**EXERCISE PROMPT**
Reproduce every entry exactly as shown.

========

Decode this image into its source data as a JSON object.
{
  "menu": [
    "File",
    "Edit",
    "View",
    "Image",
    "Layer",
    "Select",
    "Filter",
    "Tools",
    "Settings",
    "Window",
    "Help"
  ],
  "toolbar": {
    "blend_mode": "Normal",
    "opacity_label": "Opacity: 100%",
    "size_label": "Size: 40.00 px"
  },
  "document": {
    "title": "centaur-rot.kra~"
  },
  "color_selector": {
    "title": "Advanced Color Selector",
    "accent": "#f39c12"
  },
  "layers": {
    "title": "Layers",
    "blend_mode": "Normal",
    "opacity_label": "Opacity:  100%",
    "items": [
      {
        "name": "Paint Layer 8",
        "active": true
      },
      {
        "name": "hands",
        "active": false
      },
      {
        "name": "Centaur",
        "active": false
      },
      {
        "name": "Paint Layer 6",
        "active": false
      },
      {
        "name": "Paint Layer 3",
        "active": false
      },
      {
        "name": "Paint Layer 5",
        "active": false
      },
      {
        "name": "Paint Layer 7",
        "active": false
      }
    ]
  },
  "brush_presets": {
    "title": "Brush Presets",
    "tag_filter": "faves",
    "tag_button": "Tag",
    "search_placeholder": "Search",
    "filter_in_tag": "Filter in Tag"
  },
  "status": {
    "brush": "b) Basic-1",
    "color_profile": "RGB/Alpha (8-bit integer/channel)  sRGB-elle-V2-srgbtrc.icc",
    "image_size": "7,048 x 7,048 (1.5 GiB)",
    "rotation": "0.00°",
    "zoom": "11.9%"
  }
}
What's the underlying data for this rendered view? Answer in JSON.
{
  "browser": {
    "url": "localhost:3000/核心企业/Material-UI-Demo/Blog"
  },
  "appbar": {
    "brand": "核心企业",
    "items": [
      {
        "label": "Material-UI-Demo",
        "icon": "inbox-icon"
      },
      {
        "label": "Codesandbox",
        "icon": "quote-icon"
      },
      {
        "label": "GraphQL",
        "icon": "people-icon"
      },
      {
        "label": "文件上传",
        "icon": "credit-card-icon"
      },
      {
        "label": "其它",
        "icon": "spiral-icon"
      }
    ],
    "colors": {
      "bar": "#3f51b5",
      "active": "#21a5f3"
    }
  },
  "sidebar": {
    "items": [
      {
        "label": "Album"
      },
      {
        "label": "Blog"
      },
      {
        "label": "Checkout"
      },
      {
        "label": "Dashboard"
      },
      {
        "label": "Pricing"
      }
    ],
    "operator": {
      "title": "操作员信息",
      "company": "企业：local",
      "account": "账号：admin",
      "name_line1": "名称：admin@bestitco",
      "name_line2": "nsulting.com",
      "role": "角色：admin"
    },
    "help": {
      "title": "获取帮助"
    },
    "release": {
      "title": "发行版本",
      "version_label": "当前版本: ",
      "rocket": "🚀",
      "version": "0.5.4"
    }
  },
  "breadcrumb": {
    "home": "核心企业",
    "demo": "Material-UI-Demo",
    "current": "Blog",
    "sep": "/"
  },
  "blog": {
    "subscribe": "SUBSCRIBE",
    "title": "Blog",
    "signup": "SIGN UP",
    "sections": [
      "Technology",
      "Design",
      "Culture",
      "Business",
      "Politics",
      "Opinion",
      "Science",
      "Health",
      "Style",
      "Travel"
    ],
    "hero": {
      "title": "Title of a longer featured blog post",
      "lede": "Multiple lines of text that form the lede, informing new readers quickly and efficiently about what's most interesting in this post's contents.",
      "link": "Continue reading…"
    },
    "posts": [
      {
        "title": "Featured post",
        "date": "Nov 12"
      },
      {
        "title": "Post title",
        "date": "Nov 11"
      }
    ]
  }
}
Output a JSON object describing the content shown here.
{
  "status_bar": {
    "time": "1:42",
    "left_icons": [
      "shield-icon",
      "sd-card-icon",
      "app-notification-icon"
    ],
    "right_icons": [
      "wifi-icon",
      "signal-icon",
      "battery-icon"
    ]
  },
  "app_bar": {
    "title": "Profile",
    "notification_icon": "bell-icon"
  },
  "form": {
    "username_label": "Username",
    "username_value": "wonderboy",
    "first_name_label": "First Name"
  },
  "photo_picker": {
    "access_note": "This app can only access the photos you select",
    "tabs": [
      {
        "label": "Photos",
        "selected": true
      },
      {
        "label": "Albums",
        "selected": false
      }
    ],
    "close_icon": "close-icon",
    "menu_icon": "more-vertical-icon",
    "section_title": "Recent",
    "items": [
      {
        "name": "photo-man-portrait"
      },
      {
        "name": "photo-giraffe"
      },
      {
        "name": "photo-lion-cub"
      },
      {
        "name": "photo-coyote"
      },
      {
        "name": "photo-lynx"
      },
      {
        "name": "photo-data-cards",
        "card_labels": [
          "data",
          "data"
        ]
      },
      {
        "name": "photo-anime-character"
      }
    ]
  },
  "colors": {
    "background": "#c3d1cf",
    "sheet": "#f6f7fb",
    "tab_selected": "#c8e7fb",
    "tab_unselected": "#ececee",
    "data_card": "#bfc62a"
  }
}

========

**RESULT FOR THIS TASK**
Decode this image into its source data as a JSON object.
{
  "menu": [
    "File",
    "Edit",
    "View",
    "Image",
    "Layer",
    "Select",
    "Filter",
    "Tools",
    "Settings",
    "Window",
    "Help"
  ],
  "toolbar": {
    "blend_mode": "Normal",
    "opacity_label": "Opacity: 100%",
    "size_label": "Size: 40.00 px"
  },
  "document": {
    "title": "centaur-rot.kra~"
  },
  "color_selector": {
    "title": "Advanced Color Selector",
    "accent": "#f39c12"
  },
  "layers": {
    "title": "Layers",
    "blend_mode": "Normal",
    "opacity_label": "Opacity:  100%",
    "items": [
      {
        "name": "Paint Layer 8",
        "active": true
      },
      {
        "name": "hands",
        "active": false
      },
      {
        "name": "Centaur",
        "active": false
      },
      {
        "name": "Paint Layer 6",
        "active": false
      },
      {
        "name": "Paint Layer 3",
        "active": false
      },
      {
        "name": "Paint Layer 5",
        "active": false
      },
      {
        "name": "Paint Layer 7",
        "active": false
      }
    ]
  },
  "brush_presets": {
    "title": "Brush Presets",
    "tag_filter": "faves",
    "tag_button": "Tag",
    "search_placeholder": "Search",
    "filter_in_tag": "Filter in Tag"
  },
  "status": {
    "brush": "b) Basic-1",
    "color_profile": "RGB/Alpha (8-bit integer/channel)  sRGB-elle-V2-srgbtrc.icc",
    "image_size": "7,048 x 7,048 (1.5 GiB)",
    "rotation": "0.00°",
    "zoom": "11.9%"
  }
}
What's the underlying data for this rendered view? Answer in JSON.
{
  "browser": {
    "url": "localhost:3000/核心企业/Material-UI-Demo/Blog"
  },
  "appbar": {
    "brand": "核心企业",
    "items": [
      {
        "label": "Material-UI-Demo",
        "icon": "inbox-icon"
      },
      {
        "label": "Codesandbox",
        "icon": "quote-icon"
      },
      {
        "label": "GraphQL",
        "icon": "people-icon"
      },
      {
        "label": "文件上传",
        "icon": "credit-card-icon"
      },
      {
        "label": "其它",
        "icon": "spiral-icon"
      }
    ],
    "colors": {
      "bar": "#3f51b5",
      "active": "#21a5f3"
    }
  },
  "sidebar": {
    "items": [
      {
        "label": "Album"
      },
      {
        "label": "Blog"
      },
      {
        "label": "Checkout"
      },
      {
        "label": "Dashboard"
      },
      {
        "label": "Pricing"
      }
    ],
    "operator": {
      "title": "操作员信息",
      "company": "企业：local",
      "account": "账号：admin",
      "name_line1": "名称：admin@bestitco",
      "name_line2": "nsulting.com",
      "role": "角色：admin"
    },
    "help": {
      "title": "获取帮助"
    },
    "release": {
      "title": "发行版本",
      "version_label": "当前版本: ",
      "rocket": "🚀",
      "version": "0.5.4"
    }
  },
  "breadcrumb": {
    "home": "核心企业",
    "demo": "Material-UI-Demo",
    "current": "Blog",
    "sep": "/"
  },
  "blog": {
    "subscribe": "SUBSCRIBE",
    "title": "Blog",
    "signup": "SIGN UP",
    "sections": [
      "Technology",
      "Design",
      "Culture",
      "Business",
      "Politics",
      "Opinion",
      "Science",
      "Health",
      "Style",
      "Travel"
    ],
    "hero": {
      "title": "Title of a longer featured blog post",
      "lede": "Multiple lines of text that form the lede, informing new readers quickly and efficiently about what's most interesting in this post's contents.",
      "link": "Continue reading…"
    },
    "posts": [
      {
        "title": "Featured post",
        "date": "Nov 12"
      },
      {
        "title": "Post title",
        "date": "Nov 11"
      }
    ]
  }
}
Output a JSON object describing the content shown here.
{
  "status_bar": {
    "time": "1:42",
    "left_icons": [
      "shield-icon",
      "sd-card-icon",
      "app-notification-icon"
    ],
    "right_icons": [
      "wifi-icon",
      "signal-icon",
      "battery-icon"
    ]
  },
  "app_bar": {
    "title": "Profile",
    "notification_icon": "bell-icon"
  },
  "form": {
    "username_label": "Username",
    "username_value": "wonderboy",
    "first_name_label": "First Name"
  },
  "photo_picker": {
    "access_note": "This app can only access the photos you select",
    "tabs": [
      {
        "label": "Photos",
        "selected": true
      },
      {
        "label": "Albums",
        "selected": false
      }
    ],
    "close_icon": "close-icon",
    "menu_icon": "more-vertical-icon",
    "section_title": "Recent",
    "items": [
      {
        "name": "photo-man-portrait"
      },
      {
        "name": "photo-giraffe"
      },
      {
        "name": "photo-lion-cub"
      },
      {
        "name": "photo-coyote"
      },
      {
        "name": "photo-lynx"
      },
      {
        "name": "photo-data-cards",
        "card_labels": [
          "data",
          "data"
        ]
      },
      {
        "name": "photo-anime-character"
      }
    ]
  },
  "colors": {
    "background": "#c3d1cf",
    "sheet": "#f6f7fb",
    "tab_selected": "#c8e7fb",
    "tab_unselected": "#ececee",
    "data_card": "#bfc62a"
  }
}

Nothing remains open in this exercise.